However, support for “non-training issues” is needed much less frequently with Open Source software than it is for proprietary software, since the “technical quality” tends to be higher in Open Source software.  Open Source software also does not suffer from the “never-ending cascade of malware” that users of Microsoft Windows and Microsoft Office are so intimate with, so you can take those costs off the top as well.

Training (including “figuring it out” time)

It is a common misconception that Open Source software is more difficult to use than proprietary software.  Some of it is, but most of it is just different, especially on the desktop.

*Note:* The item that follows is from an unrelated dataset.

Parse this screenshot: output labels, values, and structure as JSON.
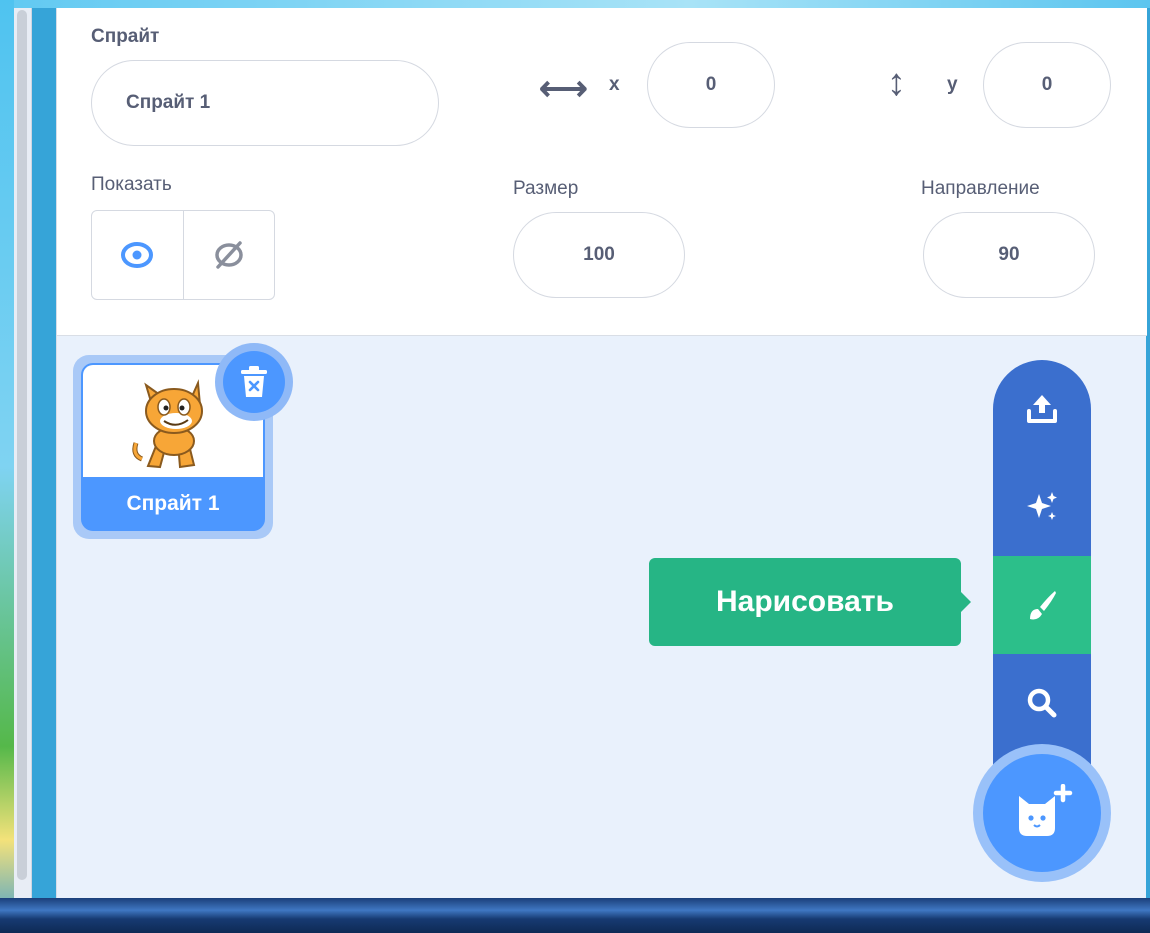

OpenOffice.org has a different interface than Microsoft Office, but frankly I find the ribbon in the new version of Microsoft Office a pain in the neck to use.  Firefox is just as easy to use as Internet Explorer, but the “advanced features” are configured in a different location, and some features need to be installed via “add-on” instead of simply enabled (but there are many more features available).  Comparing Thunderbird to Microsoft Outlook has the same issue, if you are used to Outlook, Thunderbird is very hard to use.  However, I use Thunderbird, and using Outlook is disconcerting to me.

If you are being “forced to upgrade” to something new, that is the time to try Open Source software to minimize the training cost.  The perfect time to give OpenOffice.org a spin is when you are looking to move to Office 2007, and the best time to try a Linux Desktop is when you are looking with dread at Vista.

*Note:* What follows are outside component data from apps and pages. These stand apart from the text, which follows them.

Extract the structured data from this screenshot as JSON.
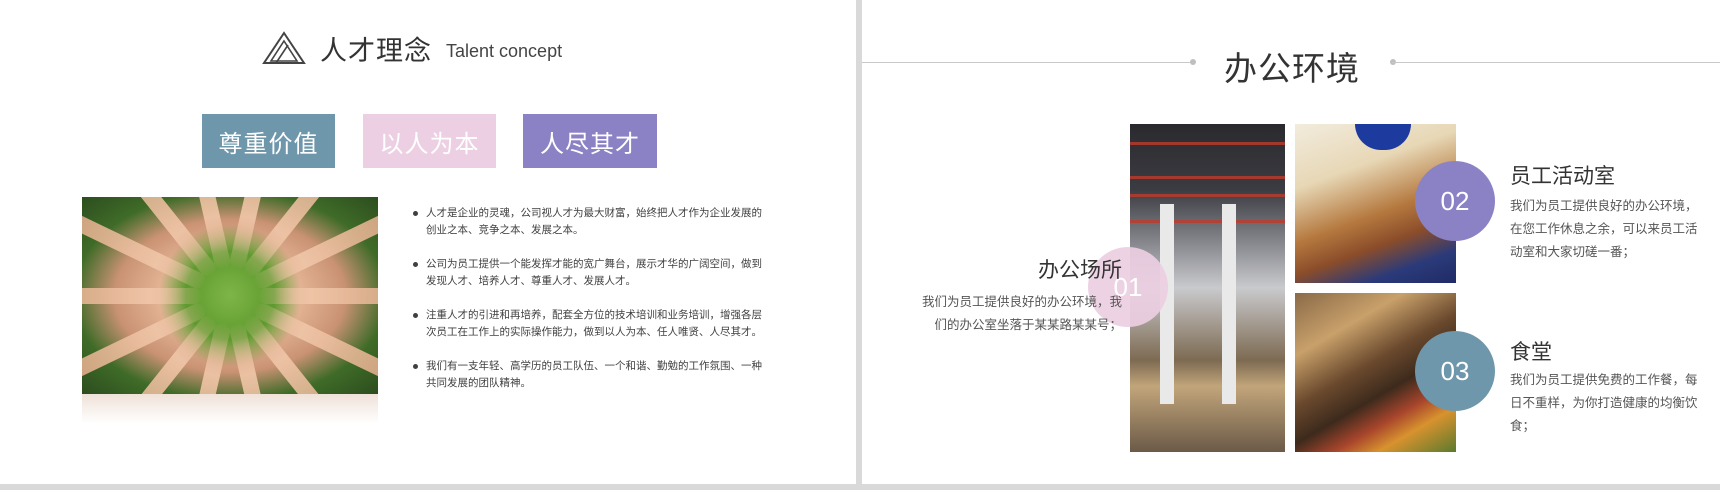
{
  "left_slide": {
    "title_cn": "人才理念",
    "title_en": "Talent concept",
    "logo_icon": "triangle-logo-icon",
    "values": [
      {
        "label": "尊重价值",
        "color": "#6f97ab"
      },
      {
        "label": "以人为本",
        "color": "#edcfe3"
      },
      {
        "label": "人尽其才",
        "color": "#8b82c6"
      }
    ],
    "bullets": [
      "人才是企业的灵魂，公司视人才为最大财富，始终把人才作为企业发展的创业之本、竞争之本、发展之本。",
      "公司为员工提供一个能发挥才能的宽广舞台，展示才华的广阔空间，做到发现人才、培养人才、尊重人才、发展人才。",
      "注重人才的引进和再培养，配套全方位的技术培训和业务培训，增强各层次员工在工作上的实际操作能力，做到以人为本、任人唯贤、人尽其才。",
      "我们有一支年轻、高学历的员工队伍、一个和谐、勤勉的工作氛围、一种共同发展的团队精神。"
    ]
  },
  "right_slide": {
    "title": "办公环境",
    "blocks": [
      {
        "number": "01",
        "title": "办公场所",
        "desc": "我们为员工提供良好的办公环境，我们的办公室坐落于某某路某某号；",
        "color": "#edcfe3"
      },
      {
        "number": "02",
        "title": "员工活动室",
        "desc": "我们为员工提供良好的办公环境，在您工作休息之余，可以来员工活动室和大家切磋一番；",
        "color": "#8b82c6"
      },
      {
        "number": "03",
        "title": "食堂",
        "desc": "我们为员工提供免费的工作餐，每日不重样，为你打造健康的均衡饮食；",
        "color": "#6f97ab"
      }
    ]
  }
}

Where to go from here…

If you want to give Open Source a try without breaking what works for you now, try Firefox.  It is a very slick Open Source web browser.  For something more meaningful, try OpenOffice.org for a week without getting rid of your current office solution.  Even if you need some compatibility feature, and have to stick with Microsoft Office for that reason, you will have a “feel” for what most Open Source software is like to work with – better in many respects, worse in others, but above all, a little different.

If you are thinking about alternatives, for servers or “total solutions”, you need to talk to an IT professional.  Find one that leans towards Linux but knows Windows, and is not religious about it, and one that will honestly sit down with you and evaluate your business.  For smaller organizations with only one “general purpose” server, a Windows or Mac server is usually a good choice.  However, if you need a server for just one thing (like file sharing), or you have a specialist need (such as version control), Linux servers will likely work better for less money.

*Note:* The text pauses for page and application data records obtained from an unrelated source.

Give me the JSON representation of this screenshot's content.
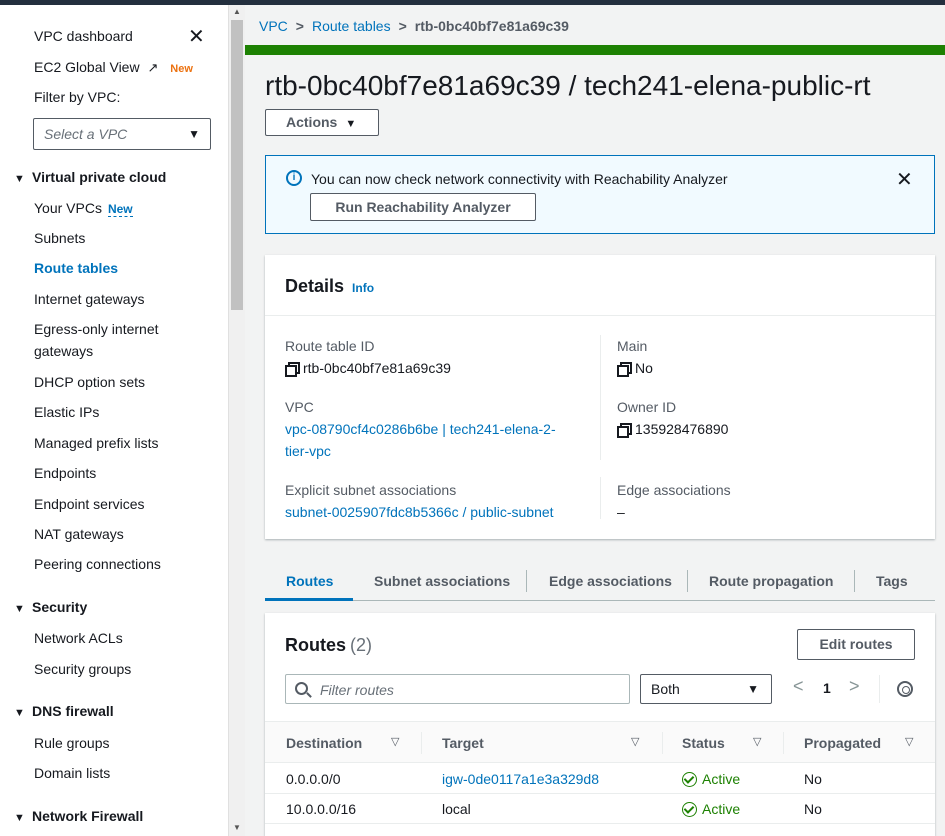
{
  "sidebar": {
    "dashboard": "VPC dashboard",
    "ec2_global_view": "EC2 Global View",
    "new_badge": "New",
    "filter_label": "Filter by VPC:",
    "filter_placeholder": "Select a VPC",
    "sections": [
      {
        "title": "Virtual private cloud"
      },
      {
        "title": "Security"
      },
      {
        "title": "DNS firewall"
      },
      {
        "title": "Network Firewall"
      }
    ],
    "vpc_items": [
      "Your VPCs",
      "Subnets",
      "Route tables",
      "Internet gateways",
      "Egress-only internet",
      "gateways",
      "DHCP option sets",
      "Elastic IPs",
      "Managed prefix lists",
      "Endpoints",
      "Endpoint services",
      "NAT gateways",
      "Peering connections"
    ],
    "your_vpcs_badge": "New",
    "security_items": [
      "Network ACLs",
      "Security groups"
    ],
    "dns_items": [
      "Rule groups",
      "Domain lists"
    ]
  },
  "breadcrumb": {
    "vpc": "VPC",
    "route_tables": "Route tables",
    "current": "rtb-0bc40bf7e81a69c39"
  },
  "page": {
    "title": "rtb-0bc40bf7e81a69c39 / tech241-elena-public-rt",
    "actions": "Actions"
  },
  "banner": {
    "message": "You can now check network connectivity with Reachability Analyzer",
    "button": "Run Reachability Analyzer"
  },
  "details": {
    "heading": "Details",
    "info": "Info",
    "route_table_id_label": "Route table ID",
    "route_table_id": "rtb-0bc40bf7e81a69c39",
    "main_label": "Main",
    "main": "No",
    "vpc_label": "VPC",
    "vpc_line1": "vpc-08790cf4c0286b6be | tech241-elena-2-",
    "vpc_line2": "tier-vpc",
    "owner_label": "Owner ID",
    "owner": "135928476890",
    "explicit_label": "Explicit subnet associations",
    "explicit": "subnet-0025907fdc8b5366c / public-subnet",
    "edge_label": "Edge associations",
    "edge": "–"
  },
  "tabs": [
    "Routes",
    "Subnet associations",
    "Edge associations",
    "Route propagation",
    "Tags"
  ],
  "routes": {
    "title": "Routes",
    "count": "(2)",
    "edit_button": "Edit routes",
    "filter_placeholder": "Filter routes",
    "select_value": "Both",
    "page": "1",
    "columns": [
      "Destination",
      "Target",
      "Status",
      "Propagated"
    ],
    "rows": [
      {
        "destination": "0.0.0.0/0",
        "target": "igw-0de0117a1e3a329d8",
        "status": "Active",
        "propagated": "No"
      },
      {
        "destination": "10.0.0.0/16",
        "target": "local",
        "status": "Active",
        "propagated": "No"
      }
    ]
  },
  "colors": {
    "link": "#0073bb",
    "success": "#1d8102",
    "new_badge": "#ec7211"
  }
}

When it comes to Open Source software, the Google search is your best friend.  Use it to find alternatives to expensive software solutions others propose, and use it to see if someone has created the software you need to fix “that one little problem”.  The initial returns on a little bit of searching are very high, no matter what solution you go with.

Categories: Choosing Software Tags: